chapter  18
Science, knowledge and uncertainty in EU risk regulation
ByMARJOLEIN B.A. VAN ASSELT, ELLEN VOS AND BRAM ROOIJACKERS
Pages 30
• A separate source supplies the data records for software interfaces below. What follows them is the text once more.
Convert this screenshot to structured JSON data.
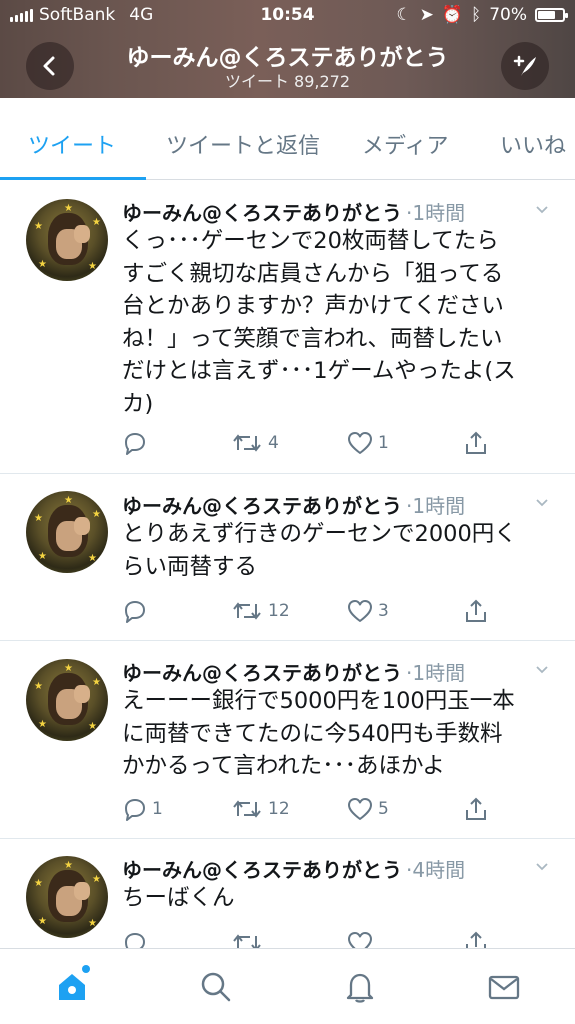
{
  "status_bar": {
    "carrier": "SoftBank",
    "network": "4G",
    "time": "10:54",
    "battery": "70%",
    "battery_level": 0.7
  },
  "header": {
    "title": "ゆーみん@くろステありがとう",
    "subtitle": "ツイート 89,272"
  },
  "tabs": [
    {
      "label": "ツイート",
      "active": true
    },
    {
      "label": "ツイートと返信",
      "active": false
    },
    {
      "label": "メディア",
      "active": false
    },
    {
      "label": "いいね",
      "active": false
    }
  ],
  "tweets": [
    {
      "name": "ゆーみん@くろステありがとう",
      "time": "·1時間",
      "lines": [
        "くっ･･･ゲーセンで20枚両替してたら",
        "すごく親切な店員さんから「狙ってる",
        "台とかありますか？声かけてください",
        "ね！」って笑顔で言われ、両替したい",
        "だけとは言えず･･･1ゲームやったよ(ス",
        "カ)"
      ],
      "replies": "",
      "retweets": "4",
      "likes": "1"
    },
    {
      "name": "ゆーみん@くろステありがとう",
      "time": "·1時間",
      "lines": [
        "とりあえず行きのゲーセンで2000円く",
        "らい両替する"
      ],
      "replies": "",
      "retweets": "12",
      "likes": "3"
    },
    {
      "name": "ゆーみん@くろステありがとう",
      "time": "·1時間",
      "lines": [
        "えーーー銀行で5000円を100円玉一本",
        "に両替できてたのに今540円も手数料",
        "かかるって言われた･･･あほかよ"
      ],
      "replies": "1",
      "retweets": "12",
      "likes": "5"
    },
    {
      "name": "ゆーみん@くろステありがとう",
      "time": "·4時間",
      "lines": [
        "ちーばくん"
      ],
      "replies": "",
      "retweets": "",
      "likes": ""
    }
  ],
  "colors": {
    "accent": "#1da1f2",
    "muted": "#657786",
    "time": "#8899a6"
  }
}
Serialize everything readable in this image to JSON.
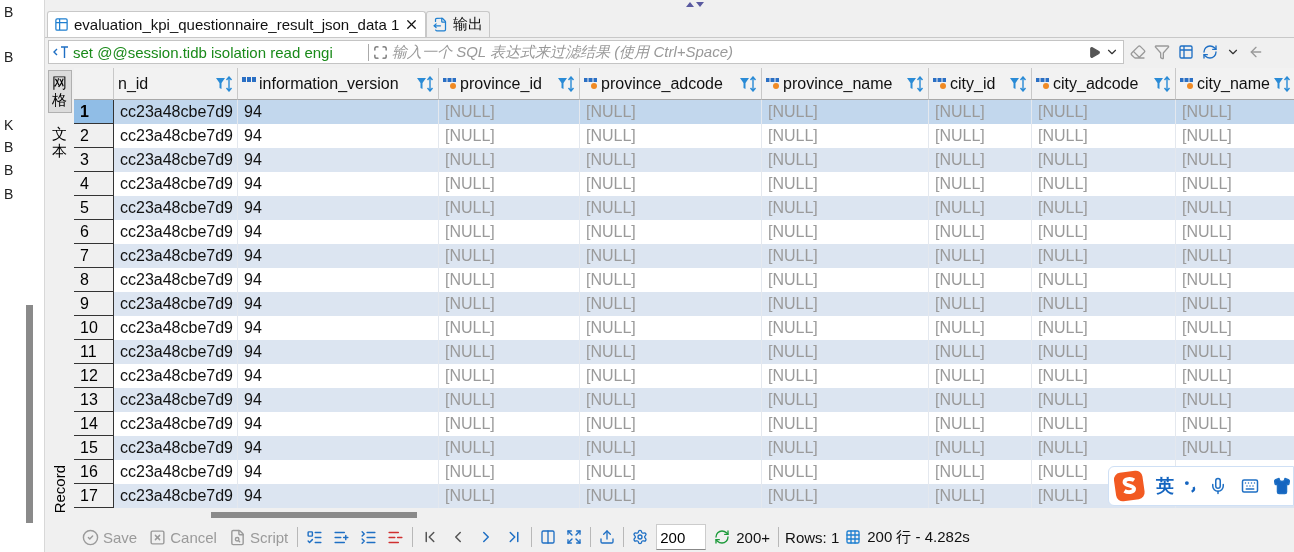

The sociologist Beck (Beck 1986; 1997) is famous and much cited for his convincing appeal for critical reflection on the modern risk society.1 A key question that can be derived from his agenda-setting critique and provoking notion of ‘organised irresponsibility’ is one of how to deal responsibly with situations in which there are suspicions that hazards may exist, although (sufficient) scientific or historical evidence for them is lacking, ie situations entailing ‘uncertain risks’. This question has acted as a stimulus for an extensive interdisciplinary research agenda, which has only just begun to be defined.